“With this virus, research has shown that you might still be an asymptomatic carrier and not show any signs of sickness,” said Megan Monteith, Oklahoma State University Extension area specialist in health disparities. “It’s going to affect most of us at some point. … Living in a remote area doesn’t guarantee that you won’t come into contact. It just might not show up right away.
“We know that community spread is here already, and no one is immune from it,” said Jamie Dukes, public information manager at the state Department of Health. “It’s important that everyone in the state follow social-distancing guidance regardless of their location.”
The spread of infection caused by the SARS-CoV-2 coronavirus, which was found in China at the end of 2019, is forecast to pick up momentum across the United States. Cases in Oklahoma were first identified in the Oklahoma City and Tulsa metro areas, as well as Payne County.
By mid-March the number of cases nationwide that had been identified by Centers for Disease Control and Prevention and other U.S. government agencies had already crested 3,000. At the same time, Gov. Kevin Stitt declared a state of emergency and called for Oklahoma agencies to establish work-from-home policies for employees.
The agricultural business community has been receptive to guidance issued by federal and state health departments. The Oklahoma Wheat Commission, for example, is expecting many of its field days will be canceled, Executive Director Mike Schulte said. And at the Oklahoma Cattlemen’s Association, spokeswoman Chancey Hanson said animal health companies have been canceling planned visits with producers.
“The farmers that I’ve talked with definitely don’t feel invincible, and they’re heeding the social warnings,” Schulte said.
People who live in remote rural areas have reduced exposure to crowded mass transit and venues such as retail shopping malls and business office districts. However, life in the country does not eliminate the need to gathering at church, schools and sports events.
Business dealings may shift in scale or type – managing a cattle auction instead of a furniture store, for example – but social contact can only be delayed, not eliminated entirely.
Monteith said some of those needs can be shifted online to Facetime and other social media platforms.
“Keep up with the CDC guidance and continue to avoid groups,” Monteith said. “But as you do that, it’s also very important to check up on your neighbors.

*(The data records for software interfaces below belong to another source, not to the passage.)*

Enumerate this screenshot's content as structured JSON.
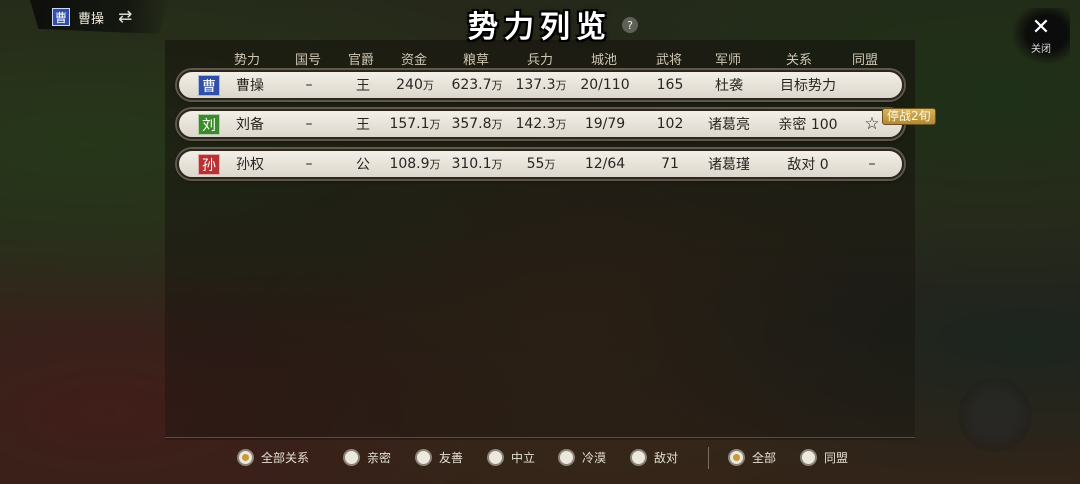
{
  "player": {
    "tag": "曹",
    "tag_color": "#2f4fa8",
    "name": "曹操",
    "swap_icon": "swap-arrows-icon"
  },
  "title": "势力列览",
  "help": "?",
  "close": {
    "label": "关闭",
    "icon": "close-icon"
  },
  "columns": [
    "势力",
    "国号",
    "官爵",
    "资金",
    "粮草",
    "兵力",
    "城池",
    "武将",
    "军师",
    "关系",
    "同盟"
  ],
  "rows": [
    {
      "tag": "曹",
      "tag_color": "#2f4fa8",
      "name": "曹操",
      "state": "–",
      "rank": "王",
      "funds": "240",
      "food": "623.7",
      "troops": "137.3",
      "unit": "万",
      "cities": "20/110",
      "generals": "165",
      "strategist": "杜袭",
      "relation": "目标势力",
      "alliance": ""
    },
    {
      "tag": "刘",
      "tag_color": "#3c8a2a",
      "name": "刘备",
      "state": "–",
      "rank": "王",
      "funds": "157.1",
      "food": "357.8",
      "troops": "142.3",
      "unit": "万",
      "cities": "19/79",
      "generals": "102",
      "strategist": "诸葛亮",
      "relation": "亲密 100",
      "alliance": "star-icon",
      "badge": "停战2旬"
    },
    {
      "tag": "孙",
      "tag_color": "#b83232",
      "name": "孙权",
      "state": "–",
      "rank": "公",
      "funds": "108.9",
      "food": "310.1",
      "troops": "55",
      "unit": "万",
      "cities": "12/64",
      "generals": "71",
      "strategist": "诸葛瑾",
      "relation": "敌对 0",
      "alliance": "–"
    }
  ],
  "filters": {
    "relation": [
      "全部关系",
      "亲密",
      "友善",
      "中立",
      "冷漠",
      "敌对"
    ],
    "relation_selected": "全部关系",
    "alliance": [
      "全部",
      "同盟"
    ],
    "alliance_selected": "全部"
  },
  "colors": {
    "accent": "#c89a3a",
    "row_bg": "#ece8de",
    "badge": "#c9a046"
  }
}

If you’re not in a high-risk category yourself, give your elderly neighbors a call and ask them if you can help deliver something.
“We’re all in this together. Take care of yourself and take care of your community,” she said.